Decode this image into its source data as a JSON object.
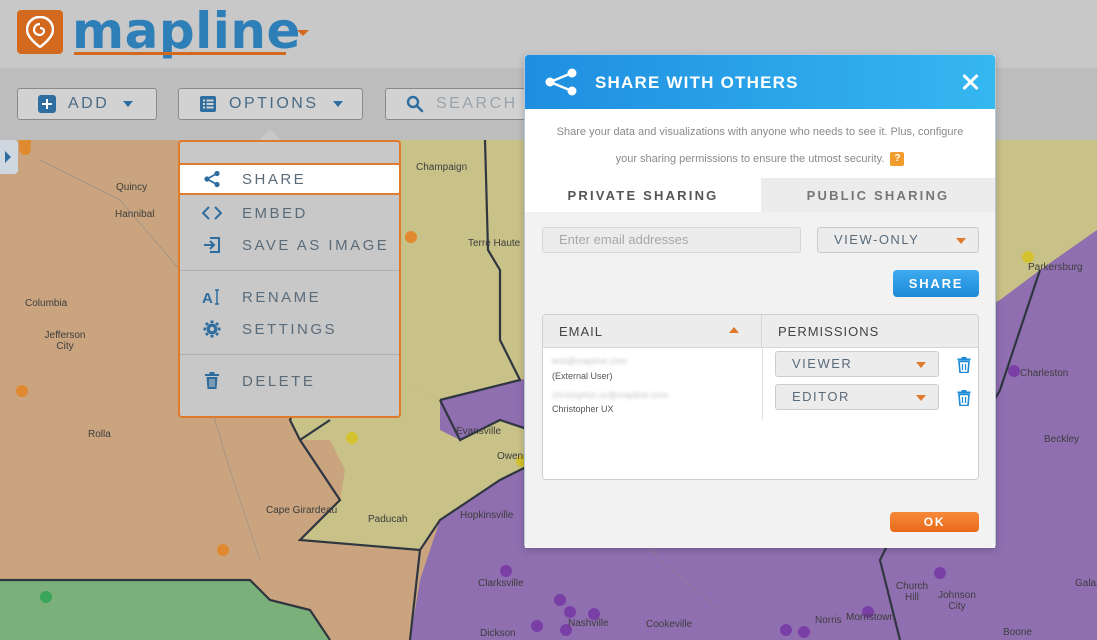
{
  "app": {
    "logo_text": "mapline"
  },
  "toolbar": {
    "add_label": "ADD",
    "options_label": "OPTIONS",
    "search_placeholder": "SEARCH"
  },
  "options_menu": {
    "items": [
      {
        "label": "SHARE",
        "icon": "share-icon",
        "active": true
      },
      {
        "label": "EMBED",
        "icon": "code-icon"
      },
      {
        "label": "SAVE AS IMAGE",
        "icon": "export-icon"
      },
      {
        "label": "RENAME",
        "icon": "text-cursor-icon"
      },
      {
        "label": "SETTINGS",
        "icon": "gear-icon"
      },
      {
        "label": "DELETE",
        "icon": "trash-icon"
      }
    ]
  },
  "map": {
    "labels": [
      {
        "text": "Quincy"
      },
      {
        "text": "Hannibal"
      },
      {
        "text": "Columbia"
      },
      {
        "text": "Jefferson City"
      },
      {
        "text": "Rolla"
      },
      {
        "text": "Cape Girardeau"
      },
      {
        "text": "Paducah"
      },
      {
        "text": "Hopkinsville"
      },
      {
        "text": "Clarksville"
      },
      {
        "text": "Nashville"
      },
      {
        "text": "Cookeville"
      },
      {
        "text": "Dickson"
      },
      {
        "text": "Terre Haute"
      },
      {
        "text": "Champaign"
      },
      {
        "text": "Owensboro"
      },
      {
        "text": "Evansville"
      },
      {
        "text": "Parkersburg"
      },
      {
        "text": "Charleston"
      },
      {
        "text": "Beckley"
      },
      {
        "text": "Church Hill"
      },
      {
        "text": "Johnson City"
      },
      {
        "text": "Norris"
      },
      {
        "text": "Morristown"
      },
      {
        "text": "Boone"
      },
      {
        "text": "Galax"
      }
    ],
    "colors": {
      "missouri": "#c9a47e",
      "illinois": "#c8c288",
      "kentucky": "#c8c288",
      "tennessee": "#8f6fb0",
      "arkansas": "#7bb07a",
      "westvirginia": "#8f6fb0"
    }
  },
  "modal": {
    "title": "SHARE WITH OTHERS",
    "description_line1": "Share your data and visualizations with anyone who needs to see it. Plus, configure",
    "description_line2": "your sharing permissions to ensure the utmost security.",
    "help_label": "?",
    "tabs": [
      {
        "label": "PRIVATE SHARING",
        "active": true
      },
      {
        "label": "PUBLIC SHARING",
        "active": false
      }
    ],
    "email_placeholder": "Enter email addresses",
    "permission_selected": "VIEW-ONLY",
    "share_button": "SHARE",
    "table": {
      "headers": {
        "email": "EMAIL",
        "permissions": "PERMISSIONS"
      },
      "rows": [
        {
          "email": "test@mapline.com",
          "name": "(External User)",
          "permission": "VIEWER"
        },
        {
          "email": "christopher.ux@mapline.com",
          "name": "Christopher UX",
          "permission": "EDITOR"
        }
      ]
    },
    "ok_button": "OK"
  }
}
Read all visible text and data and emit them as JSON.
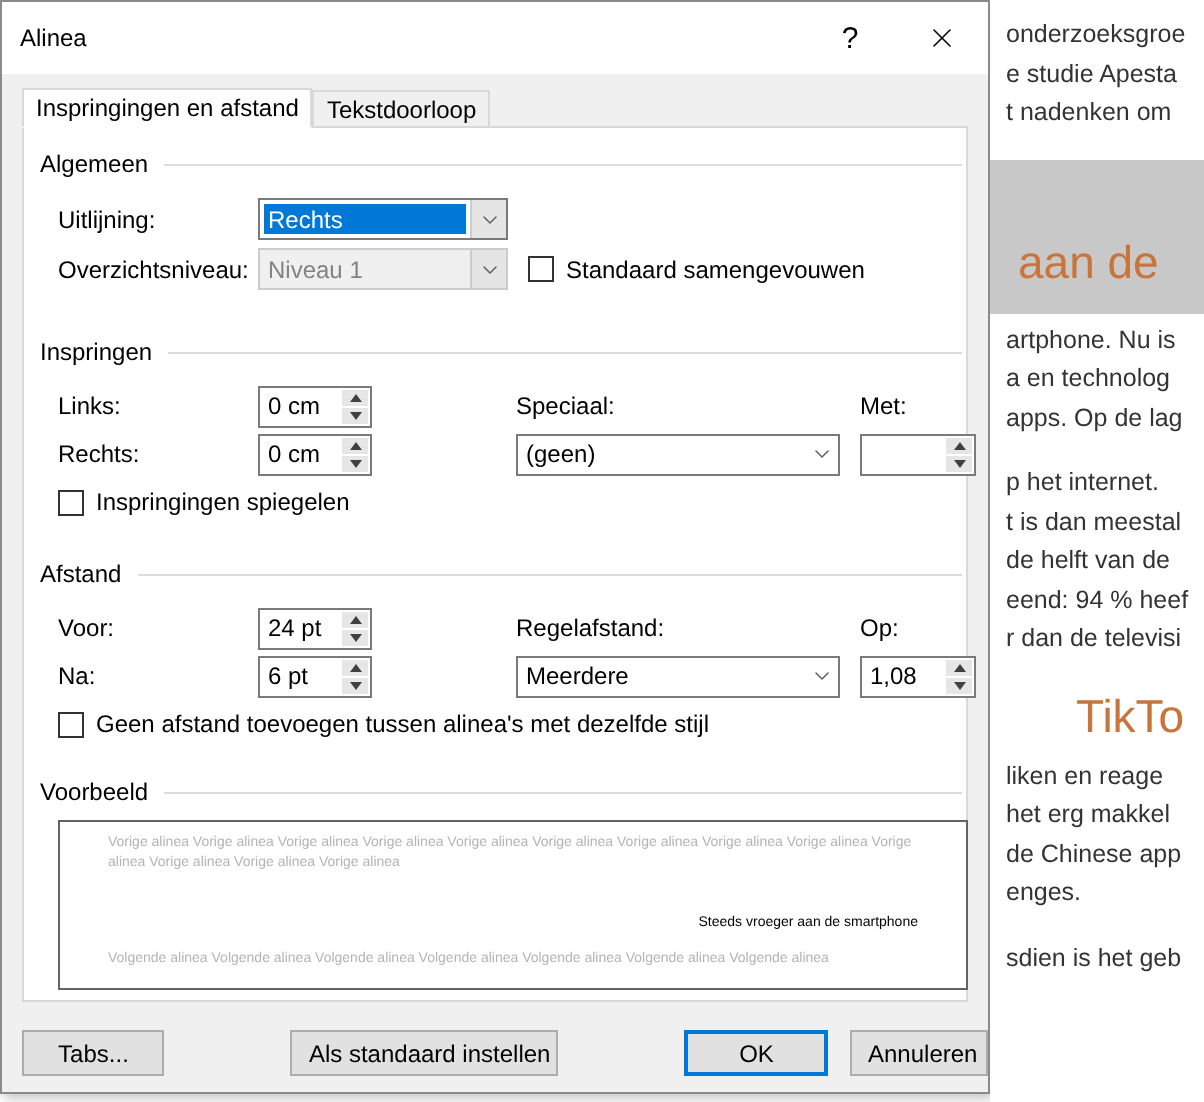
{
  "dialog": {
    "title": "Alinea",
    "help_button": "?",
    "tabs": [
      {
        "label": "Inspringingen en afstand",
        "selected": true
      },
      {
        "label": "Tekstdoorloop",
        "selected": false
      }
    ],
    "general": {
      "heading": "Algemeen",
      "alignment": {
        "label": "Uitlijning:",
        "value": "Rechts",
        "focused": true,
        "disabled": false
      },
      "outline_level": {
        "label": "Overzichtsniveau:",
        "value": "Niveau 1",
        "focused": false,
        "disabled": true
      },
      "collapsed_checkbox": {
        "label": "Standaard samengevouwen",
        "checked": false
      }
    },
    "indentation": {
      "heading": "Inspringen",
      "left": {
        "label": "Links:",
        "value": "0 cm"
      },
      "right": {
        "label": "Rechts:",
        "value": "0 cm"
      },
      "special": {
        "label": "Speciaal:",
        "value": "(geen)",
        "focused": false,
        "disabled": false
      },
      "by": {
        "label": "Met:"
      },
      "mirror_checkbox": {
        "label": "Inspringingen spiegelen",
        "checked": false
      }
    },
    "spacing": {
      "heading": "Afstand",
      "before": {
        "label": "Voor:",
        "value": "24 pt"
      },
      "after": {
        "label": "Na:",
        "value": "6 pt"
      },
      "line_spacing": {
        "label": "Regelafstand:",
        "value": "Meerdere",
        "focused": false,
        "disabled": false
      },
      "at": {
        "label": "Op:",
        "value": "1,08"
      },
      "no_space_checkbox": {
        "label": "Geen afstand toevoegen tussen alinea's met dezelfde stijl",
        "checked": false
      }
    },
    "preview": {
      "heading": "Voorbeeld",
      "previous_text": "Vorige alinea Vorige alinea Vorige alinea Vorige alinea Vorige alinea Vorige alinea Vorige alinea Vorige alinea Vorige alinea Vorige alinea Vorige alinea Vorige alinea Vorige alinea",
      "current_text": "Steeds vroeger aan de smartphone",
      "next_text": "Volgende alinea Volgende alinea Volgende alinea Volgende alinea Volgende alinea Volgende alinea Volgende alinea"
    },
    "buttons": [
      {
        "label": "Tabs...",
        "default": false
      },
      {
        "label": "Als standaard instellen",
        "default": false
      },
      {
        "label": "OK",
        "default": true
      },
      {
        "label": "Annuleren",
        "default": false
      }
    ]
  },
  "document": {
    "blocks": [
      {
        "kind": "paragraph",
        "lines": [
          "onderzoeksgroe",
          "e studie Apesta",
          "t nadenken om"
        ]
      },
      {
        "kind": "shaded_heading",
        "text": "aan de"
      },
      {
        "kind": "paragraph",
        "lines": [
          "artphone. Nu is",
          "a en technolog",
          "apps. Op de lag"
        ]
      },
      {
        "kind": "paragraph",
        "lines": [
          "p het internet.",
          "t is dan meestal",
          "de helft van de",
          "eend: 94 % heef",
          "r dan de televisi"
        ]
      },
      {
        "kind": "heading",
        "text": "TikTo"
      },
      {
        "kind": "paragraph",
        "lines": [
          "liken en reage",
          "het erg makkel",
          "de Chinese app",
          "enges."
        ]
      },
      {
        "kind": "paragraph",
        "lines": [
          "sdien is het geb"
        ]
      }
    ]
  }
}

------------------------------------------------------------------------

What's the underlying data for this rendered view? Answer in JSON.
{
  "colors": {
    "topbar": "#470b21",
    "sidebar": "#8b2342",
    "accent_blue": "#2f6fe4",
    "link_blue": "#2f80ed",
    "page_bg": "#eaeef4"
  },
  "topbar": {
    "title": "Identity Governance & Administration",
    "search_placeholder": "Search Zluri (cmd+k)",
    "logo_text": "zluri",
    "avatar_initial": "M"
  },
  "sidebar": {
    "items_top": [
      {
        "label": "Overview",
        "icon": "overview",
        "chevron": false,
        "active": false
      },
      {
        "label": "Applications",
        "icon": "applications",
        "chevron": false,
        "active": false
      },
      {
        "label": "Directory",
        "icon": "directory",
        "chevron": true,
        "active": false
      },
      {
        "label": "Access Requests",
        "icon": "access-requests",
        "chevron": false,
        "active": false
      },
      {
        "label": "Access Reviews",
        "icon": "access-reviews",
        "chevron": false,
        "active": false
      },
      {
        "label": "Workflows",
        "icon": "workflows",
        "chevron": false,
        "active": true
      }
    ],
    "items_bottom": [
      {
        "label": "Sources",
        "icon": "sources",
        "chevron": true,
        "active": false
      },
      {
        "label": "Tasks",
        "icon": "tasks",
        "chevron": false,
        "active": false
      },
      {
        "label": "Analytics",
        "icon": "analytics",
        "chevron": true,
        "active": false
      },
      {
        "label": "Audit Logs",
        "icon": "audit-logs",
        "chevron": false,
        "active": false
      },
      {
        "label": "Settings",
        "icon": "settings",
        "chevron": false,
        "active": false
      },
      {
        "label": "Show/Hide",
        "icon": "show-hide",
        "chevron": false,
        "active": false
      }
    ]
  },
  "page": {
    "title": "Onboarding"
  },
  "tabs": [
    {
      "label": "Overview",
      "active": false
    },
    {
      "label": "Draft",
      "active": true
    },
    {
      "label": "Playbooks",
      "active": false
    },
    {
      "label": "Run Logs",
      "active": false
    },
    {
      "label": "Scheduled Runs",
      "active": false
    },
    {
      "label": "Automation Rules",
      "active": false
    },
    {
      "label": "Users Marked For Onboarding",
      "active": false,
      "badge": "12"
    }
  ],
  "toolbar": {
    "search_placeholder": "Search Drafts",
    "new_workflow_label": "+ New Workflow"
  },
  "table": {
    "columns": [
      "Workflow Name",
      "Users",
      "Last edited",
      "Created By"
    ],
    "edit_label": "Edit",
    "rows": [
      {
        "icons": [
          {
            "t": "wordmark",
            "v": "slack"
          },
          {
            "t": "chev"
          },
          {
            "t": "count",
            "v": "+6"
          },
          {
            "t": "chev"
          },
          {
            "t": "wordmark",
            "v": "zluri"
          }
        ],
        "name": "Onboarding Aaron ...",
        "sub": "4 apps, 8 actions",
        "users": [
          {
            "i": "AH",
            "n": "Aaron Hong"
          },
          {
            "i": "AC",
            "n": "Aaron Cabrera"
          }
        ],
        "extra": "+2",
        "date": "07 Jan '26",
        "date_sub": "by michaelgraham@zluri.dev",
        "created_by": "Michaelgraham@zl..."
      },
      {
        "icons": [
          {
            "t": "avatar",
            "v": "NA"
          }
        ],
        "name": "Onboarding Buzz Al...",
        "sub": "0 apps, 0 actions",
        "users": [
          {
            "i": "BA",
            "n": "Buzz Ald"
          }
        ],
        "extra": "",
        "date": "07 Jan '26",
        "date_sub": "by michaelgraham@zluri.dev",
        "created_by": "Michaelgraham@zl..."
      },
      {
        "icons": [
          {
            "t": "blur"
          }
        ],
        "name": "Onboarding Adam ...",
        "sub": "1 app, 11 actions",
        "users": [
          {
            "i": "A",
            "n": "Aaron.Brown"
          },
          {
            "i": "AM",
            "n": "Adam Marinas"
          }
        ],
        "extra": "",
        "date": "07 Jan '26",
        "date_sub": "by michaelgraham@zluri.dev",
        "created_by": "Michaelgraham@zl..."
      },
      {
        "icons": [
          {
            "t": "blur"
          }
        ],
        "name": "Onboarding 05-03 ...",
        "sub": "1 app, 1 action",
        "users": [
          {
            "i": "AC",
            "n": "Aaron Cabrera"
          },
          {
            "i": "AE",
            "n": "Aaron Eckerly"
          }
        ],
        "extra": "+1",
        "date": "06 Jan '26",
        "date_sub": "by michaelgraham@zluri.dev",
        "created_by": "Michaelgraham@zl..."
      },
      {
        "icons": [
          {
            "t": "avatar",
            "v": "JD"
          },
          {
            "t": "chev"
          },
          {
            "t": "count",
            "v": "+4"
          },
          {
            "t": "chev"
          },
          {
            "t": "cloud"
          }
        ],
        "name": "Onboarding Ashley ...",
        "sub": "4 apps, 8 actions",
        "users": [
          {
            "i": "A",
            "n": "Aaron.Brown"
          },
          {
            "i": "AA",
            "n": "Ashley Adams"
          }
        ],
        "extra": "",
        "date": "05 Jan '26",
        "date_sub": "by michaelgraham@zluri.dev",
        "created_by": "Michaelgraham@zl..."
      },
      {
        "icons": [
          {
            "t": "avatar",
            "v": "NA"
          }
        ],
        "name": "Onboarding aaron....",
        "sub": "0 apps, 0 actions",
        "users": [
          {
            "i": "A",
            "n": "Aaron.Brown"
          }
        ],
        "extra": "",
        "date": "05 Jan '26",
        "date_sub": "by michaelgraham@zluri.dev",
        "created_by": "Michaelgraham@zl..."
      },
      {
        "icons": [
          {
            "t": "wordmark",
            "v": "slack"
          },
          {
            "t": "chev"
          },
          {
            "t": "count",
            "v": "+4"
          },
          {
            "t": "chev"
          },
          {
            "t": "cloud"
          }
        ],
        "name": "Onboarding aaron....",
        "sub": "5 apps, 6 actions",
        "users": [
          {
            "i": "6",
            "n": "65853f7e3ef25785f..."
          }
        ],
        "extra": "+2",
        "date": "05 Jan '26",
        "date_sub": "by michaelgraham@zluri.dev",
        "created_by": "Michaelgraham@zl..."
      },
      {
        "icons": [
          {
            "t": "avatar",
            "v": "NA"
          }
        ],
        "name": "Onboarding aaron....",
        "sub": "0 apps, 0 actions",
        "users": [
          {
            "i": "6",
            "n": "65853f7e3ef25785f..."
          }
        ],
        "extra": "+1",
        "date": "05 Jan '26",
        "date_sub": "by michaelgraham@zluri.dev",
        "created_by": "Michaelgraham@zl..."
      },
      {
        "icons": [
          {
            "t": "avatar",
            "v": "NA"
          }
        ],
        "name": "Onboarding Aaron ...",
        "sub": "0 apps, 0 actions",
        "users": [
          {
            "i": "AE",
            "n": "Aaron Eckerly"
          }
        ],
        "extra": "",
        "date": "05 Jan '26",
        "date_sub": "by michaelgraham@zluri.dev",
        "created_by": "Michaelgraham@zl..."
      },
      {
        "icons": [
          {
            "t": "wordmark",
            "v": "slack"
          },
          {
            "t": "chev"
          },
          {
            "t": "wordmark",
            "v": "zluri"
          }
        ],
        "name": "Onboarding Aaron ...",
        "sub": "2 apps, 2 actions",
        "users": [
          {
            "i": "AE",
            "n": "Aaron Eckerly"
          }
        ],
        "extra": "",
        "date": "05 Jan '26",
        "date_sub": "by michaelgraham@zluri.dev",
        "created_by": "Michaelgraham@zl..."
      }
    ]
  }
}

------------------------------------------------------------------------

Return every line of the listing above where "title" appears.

    "title": "SHARE WITH OTHERS",
    "title": "Alinea",
    "title": "Identity Governance & Administration",
    "title": "Onboarding"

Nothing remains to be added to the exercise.